TASK ITEM: Repeat the entries exactly as they stand.

[PROVIDED DATA Boundary: Start]

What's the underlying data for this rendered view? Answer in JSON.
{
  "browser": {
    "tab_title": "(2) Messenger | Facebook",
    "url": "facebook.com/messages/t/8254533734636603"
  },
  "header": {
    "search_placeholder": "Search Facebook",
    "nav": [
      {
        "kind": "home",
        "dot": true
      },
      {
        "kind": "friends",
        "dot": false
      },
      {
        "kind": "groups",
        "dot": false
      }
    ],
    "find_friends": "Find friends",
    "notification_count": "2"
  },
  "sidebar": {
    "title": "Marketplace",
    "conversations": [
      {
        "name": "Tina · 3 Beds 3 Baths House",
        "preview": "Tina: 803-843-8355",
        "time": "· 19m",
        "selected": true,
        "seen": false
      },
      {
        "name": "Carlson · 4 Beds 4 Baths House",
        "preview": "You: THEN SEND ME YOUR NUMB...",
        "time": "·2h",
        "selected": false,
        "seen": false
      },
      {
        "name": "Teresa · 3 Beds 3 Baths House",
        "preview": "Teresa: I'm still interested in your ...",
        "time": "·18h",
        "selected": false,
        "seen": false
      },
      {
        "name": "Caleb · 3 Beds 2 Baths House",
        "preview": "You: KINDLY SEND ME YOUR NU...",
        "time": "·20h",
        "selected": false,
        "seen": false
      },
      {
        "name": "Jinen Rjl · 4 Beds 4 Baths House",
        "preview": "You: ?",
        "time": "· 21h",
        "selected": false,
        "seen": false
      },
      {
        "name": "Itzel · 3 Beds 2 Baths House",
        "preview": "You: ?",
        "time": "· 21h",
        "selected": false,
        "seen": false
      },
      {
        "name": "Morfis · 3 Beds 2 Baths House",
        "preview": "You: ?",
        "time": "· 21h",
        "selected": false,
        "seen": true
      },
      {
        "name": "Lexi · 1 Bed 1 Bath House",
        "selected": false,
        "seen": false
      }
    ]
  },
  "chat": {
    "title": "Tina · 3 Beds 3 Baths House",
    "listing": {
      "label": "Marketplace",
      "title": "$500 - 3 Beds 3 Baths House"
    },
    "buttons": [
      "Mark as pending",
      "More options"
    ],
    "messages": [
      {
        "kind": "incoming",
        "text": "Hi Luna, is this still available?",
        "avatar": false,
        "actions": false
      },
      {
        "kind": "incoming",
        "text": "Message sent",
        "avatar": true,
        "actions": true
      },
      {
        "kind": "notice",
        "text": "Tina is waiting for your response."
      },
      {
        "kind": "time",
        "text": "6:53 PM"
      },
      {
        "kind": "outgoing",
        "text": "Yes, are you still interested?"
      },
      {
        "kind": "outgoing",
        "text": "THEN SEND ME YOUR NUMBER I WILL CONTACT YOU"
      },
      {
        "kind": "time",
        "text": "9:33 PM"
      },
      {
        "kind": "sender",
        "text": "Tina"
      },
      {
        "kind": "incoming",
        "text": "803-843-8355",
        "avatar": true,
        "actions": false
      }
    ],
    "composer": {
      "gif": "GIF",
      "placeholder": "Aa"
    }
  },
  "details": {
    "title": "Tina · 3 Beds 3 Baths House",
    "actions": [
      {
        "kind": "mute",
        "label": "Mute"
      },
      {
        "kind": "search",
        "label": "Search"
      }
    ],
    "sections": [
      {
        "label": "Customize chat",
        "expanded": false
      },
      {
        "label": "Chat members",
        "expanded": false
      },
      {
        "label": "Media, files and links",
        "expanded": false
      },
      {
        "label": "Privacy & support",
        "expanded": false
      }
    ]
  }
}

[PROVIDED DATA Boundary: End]

ANSWER BELOW:
What's the underlying data for this rendered view? Answer in JSON.
{
  "browser": {
    "tab_title": "(2) Messenger | Facebook",
    "url": "facebook.com/messages/t/8254533734636603"
  },
  "header": {
    "search_placeholder": "Search Facebook",
    "nav": [
      {
        "kind": "home",
        "dot": true
      },
      {
        "kind": "friends",
        "dot": false
      },
      {
        "kind": "groups",
        "dot": false
      }
    ],
    "find_friends": "Find friends",
    "notification_count": "2"
  },
  "sidebar": {
    "title": "Marketplace",
    "conversations": [
      {
        "name": "Tina · 3 Beds 3 Baths House",
        "preview": "Tina: 803-843-8355",
        "time": "· 19m",
        "selected": true,
        "seen": false
      },
      {
        "name": "Carlson · 4 Beds 4 Baths House",
        "preview": "You: THEN SEND ME YOUR NUMB...",
        "time": "·2h",
        "selected": false,
        "seen": false
      },
      {
        "name": "Teresa · 3 Beds 3 Baths House",
        "preview": "Teresa: I'm still interested in your ...",
        "time": "·18h",
        "selected": false,
        "seen": false
      },
      {
        "name": "Caleb · 3 Beds 2 Baths House",
        "preview": "You: KINDLY SEND ME YOUR NU...",
        "time": "·20h",
        "selected": false,
        "seen": false
      },
      {
        "name": "Jinen Rjl · 4 Beds 4 Baths House",
        "preview": "You: ?",
        "time": "· 21h",
        "selected": false,
        "seen": false
      },
      {
        "name": "Itzel · 3 Beds 2 Baths House",
        "preview": "You: ?",
        "time": "· 21h",
        "selected": false,
        "seen": false
      },
      {
        "name": "Morfis · 3 Beds 2 Baths House",
        "preview": "You: ?",
        "time": "· 21h",
        "selected": false,
        "seen": true
      },
      {
        "name": "Lexi · 1 Bed 1 Bath House",
        "selected": false,
        "seen": false
      }
    ]
  },
  "chat": {
    "title": "Tina · 3 Beds 3 Baths House",
    "listing": {
      "label": "Marketplace",
      "title": "$500 - 3 Beds 3 Baths House"
    },
    "buttons": [
      "Mark as pending",
      "More options"
    ],
    "messages": [
      {
        "kind": "incoming",
        "text": "Hi Luna, is this still available?",
        "avatar": false,
        "actions": false
      },
      {
        "kind": "incoming",
        "text": "Message sent",
        "avatar": true,
        "actions": true
      },
      {
        "kind": "notice",
        "text": "Tina is waiting for your response."
      },
      {
        "kind": "time",
        "text": "6:53 PM"
      },
      {
        "kind": "outgoing",
        "text": "Yes, are you still interested?"
      },
      {
        "kind": "outgoing",
        "text": "THEN SEND ME YOUR NUMBER I WILL CONTACT YOU"
      },
      {
        "kind": "time",
        "text": "9:33 PM"
      },
      {
        "kind": "sender",
        "text": "Tina"
      },
      {
        "kind": "incoming",
        "text": "803-843-8355",
        "avatar": true,
        "actions": false
      }
    ],
    "composer": {
      "gif": "GIF",
      "placeholder": "Aa"
    }
  },
  "details": {
    "title": "Tina · 3 Beds 3 Baths House",
    "actions": [
      {
        "kind": "mute",
        "label": "Mute"
      },
      {
        "kind": "search",
        "label": "Search"
      }
    ],
    "sections": [
      {
        "label": "Customize chat",
        "expanded": false
      },
      {
        "label": "Chat members",
        "expanded": false
      },
      {
        "label": "Media, files and links",
        "expanded": false
      },
      {
        "label": "Privacy & support",
        "expanded": false
      }
    ]
  }
}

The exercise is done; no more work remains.